If God was a regulativist, He would have said something quite different, we think. If He was a regulativist, we could imagine Him saying something like, You think those fast days you invented make you sorry now? Wait till you see what I do to you for adding them to my calendar! But instead, He says something very different, very gracious. You are mourning now in remembrance of the judgment I brought upon Jerusalem. Just be faithful, and I will turn those days of gloom into days of joy.
Remember the following phrase as shorthand for God’s attitude toward tradition: it’s less the matter than the manner. Jesus didn’t condemn the human tradition of wearing tefilin (phylacteries) per se, he condemned making them wide for ostentation (Matthew 23:5), as if the wearer of wide tefilin and long tzitzis was holier than others—an attitude not less present in some RPW communions, however externally austere, than in the group Jesus was addressing. It wasn’t the matter, it was the manner.
Perhaps the real teaching of Scripture might more accurately, in view of the small light we’ve gained so far, be summarized as: Meaningful and earnest traditions which serve as memorials of actual interventions by God in history, whether in judgment or grace, or traditions which reflect credible understandings of His commands, are permitted. The meaning of these memorials and traditions, however, must be easily accessible to the common believer.
On the other hand, traditions which are obscure, contradict or contravene God’s Word or express will, or traditions which exploit covenant occasions for personal gain—gain in coin or prestige at the expense of others—such traditions are forbidden.
These two paragraphs above seem to incorporate a great deal more Scripture with a great deal more harmony than the RPW. By these considerations, the ceremonies in John 7 and 8, the fasts of Zechariah 7 and 8, the donning of tefilin, are not viewed as necessarily presumptuous, idolatrous additions, but rather as holding the possibility of being legitimate adornments.
With this metaphor—adornments—we return to our first treatment of this subject. Just as women, though seemingly forbidden by 1 Timothy 2 and 1 Peter 3 from adorning themselves—just as they are actually, in view of all the Scripture, most certainly permitted to adorn themselves, in moderation, so also the people of God may adorn the historical deeds and commandments of God.

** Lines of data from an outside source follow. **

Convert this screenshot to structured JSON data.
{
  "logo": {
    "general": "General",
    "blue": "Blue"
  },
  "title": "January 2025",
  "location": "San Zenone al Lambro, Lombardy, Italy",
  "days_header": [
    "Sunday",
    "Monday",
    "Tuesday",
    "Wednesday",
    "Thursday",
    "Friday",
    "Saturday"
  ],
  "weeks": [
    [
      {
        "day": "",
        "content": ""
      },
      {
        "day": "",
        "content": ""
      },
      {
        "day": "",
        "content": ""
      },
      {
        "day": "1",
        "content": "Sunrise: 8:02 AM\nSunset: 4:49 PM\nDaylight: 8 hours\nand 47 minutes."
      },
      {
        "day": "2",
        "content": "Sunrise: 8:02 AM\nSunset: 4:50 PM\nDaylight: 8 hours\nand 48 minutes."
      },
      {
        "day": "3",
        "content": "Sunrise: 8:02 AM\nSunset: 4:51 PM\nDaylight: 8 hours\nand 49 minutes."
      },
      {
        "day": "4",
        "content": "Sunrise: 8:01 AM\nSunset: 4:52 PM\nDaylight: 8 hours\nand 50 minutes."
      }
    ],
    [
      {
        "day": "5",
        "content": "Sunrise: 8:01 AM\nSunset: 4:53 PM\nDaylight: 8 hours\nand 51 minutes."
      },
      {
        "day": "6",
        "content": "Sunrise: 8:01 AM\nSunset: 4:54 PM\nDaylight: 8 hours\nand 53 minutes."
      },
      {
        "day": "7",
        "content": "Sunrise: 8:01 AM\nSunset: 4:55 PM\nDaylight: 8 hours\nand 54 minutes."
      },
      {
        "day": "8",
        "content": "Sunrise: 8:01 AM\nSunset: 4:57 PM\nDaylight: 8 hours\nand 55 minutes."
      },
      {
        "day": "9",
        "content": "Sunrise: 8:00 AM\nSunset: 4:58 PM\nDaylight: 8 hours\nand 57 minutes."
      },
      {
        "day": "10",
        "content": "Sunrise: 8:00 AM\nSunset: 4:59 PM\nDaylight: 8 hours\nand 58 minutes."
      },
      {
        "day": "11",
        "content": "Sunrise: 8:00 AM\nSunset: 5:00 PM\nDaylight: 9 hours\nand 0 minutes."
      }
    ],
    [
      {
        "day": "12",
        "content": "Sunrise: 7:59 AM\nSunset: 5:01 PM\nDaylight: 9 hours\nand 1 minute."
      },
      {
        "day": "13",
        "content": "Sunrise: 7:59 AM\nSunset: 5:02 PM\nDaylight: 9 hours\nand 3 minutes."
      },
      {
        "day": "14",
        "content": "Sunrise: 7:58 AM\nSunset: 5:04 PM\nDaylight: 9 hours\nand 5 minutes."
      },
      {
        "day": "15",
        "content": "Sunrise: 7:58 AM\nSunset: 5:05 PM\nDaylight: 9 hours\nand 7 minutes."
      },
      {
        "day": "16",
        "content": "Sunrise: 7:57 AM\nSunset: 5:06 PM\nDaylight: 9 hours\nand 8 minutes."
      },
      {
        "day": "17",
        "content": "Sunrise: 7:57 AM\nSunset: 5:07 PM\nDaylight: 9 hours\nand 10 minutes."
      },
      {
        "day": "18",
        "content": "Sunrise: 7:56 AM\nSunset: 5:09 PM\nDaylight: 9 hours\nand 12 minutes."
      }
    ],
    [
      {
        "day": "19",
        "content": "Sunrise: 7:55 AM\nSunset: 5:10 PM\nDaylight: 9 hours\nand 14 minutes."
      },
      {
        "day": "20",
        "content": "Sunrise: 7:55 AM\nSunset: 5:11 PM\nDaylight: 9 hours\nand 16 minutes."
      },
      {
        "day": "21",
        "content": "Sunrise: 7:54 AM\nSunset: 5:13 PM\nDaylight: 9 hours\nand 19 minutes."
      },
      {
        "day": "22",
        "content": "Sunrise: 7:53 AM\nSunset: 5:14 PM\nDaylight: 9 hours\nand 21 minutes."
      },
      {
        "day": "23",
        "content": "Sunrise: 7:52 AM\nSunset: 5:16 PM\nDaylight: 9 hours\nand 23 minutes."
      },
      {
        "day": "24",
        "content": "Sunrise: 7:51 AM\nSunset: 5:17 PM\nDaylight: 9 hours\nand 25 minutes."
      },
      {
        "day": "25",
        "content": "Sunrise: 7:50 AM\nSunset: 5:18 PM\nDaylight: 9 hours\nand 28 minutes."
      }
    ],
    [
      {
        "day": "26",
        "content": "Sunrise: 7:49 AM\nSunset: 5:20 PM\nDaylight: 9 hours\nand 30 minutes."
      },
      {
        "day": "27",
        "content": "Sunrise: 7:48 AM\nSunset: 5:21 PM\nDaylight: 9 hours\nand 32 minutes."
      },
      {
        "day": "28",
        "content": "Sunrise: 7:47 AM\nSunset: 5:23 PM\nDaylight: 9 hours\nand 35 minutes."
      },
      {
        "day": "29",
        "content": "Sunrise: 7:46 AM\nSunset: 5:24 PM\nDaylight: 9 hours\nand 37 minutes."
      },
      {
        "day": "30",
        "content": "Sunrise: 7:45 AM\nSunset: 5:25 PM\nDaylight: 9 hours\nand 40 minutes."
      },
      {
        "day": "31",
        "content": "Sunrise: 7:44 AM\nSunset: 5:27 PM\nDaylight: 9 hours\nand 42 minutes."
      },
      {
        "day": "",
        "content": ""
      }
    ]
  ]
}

But just as a woman must abide by limits in her self-adorning, so must the people of God. Adornment must be just that. It must draw attention to the thing being adorned, not to itself. When adornment becomes obfuscation, deceit or mutilation, it has crossed the boundaries. God permits make-up, He forbids cross-dressing. Putting something on is not sinful in itself. It depends. And that’s the Informed Principle of Worship.

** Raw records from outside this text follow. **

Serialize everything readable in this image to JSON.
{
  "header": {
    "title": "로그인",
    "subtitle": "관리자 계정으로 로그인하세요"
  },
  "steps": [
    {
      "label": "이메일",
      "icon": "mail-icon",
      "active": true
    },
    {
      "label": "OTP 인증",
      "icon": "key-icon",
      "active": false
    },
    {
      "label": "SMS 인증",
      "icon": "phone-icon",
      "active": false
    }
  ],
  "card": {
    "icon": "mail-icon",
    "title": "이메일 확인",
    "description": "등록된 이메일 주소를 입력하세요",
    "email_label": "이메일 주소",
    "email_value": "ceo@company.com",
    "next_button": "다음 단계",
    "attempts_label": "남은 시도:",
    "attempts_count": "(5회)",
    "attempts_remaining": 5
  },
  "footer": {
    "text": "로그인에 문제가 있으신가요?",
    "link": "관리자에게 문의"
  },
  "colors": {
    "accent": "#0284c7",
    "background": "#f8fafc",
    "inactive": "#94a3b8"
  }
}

Yes, this requires wisdom. Yes, this means we must operate without the convenience of the RPW. At least, we must operate without pretending that it is what God requires. If we’d only say, We’ve found the RPW helpful in keeping our communion free from Roman excesses, for example, all well and good. And if someone found another route to the same end, no harm done. But at least we’d be able to talk about worship in categories that hold promise for agreement, categories like good/better/best, rather than I’m faithful and acceptable and you’re a papist pig.
Lord willing, we’ll soon return to an exposition of other elements of the Informed Principle of Worship. If you want to remain on our mailing list, please do stay in touch with us. And please accept our thanks for your much needed support of our diverse ministries. The Lord has been bestowing blessing. Several new converts are scheduled to be baptized. We’ll tell you more in Messiah’s Update (if you don’t receive the Update, write to us.)
Yours and His,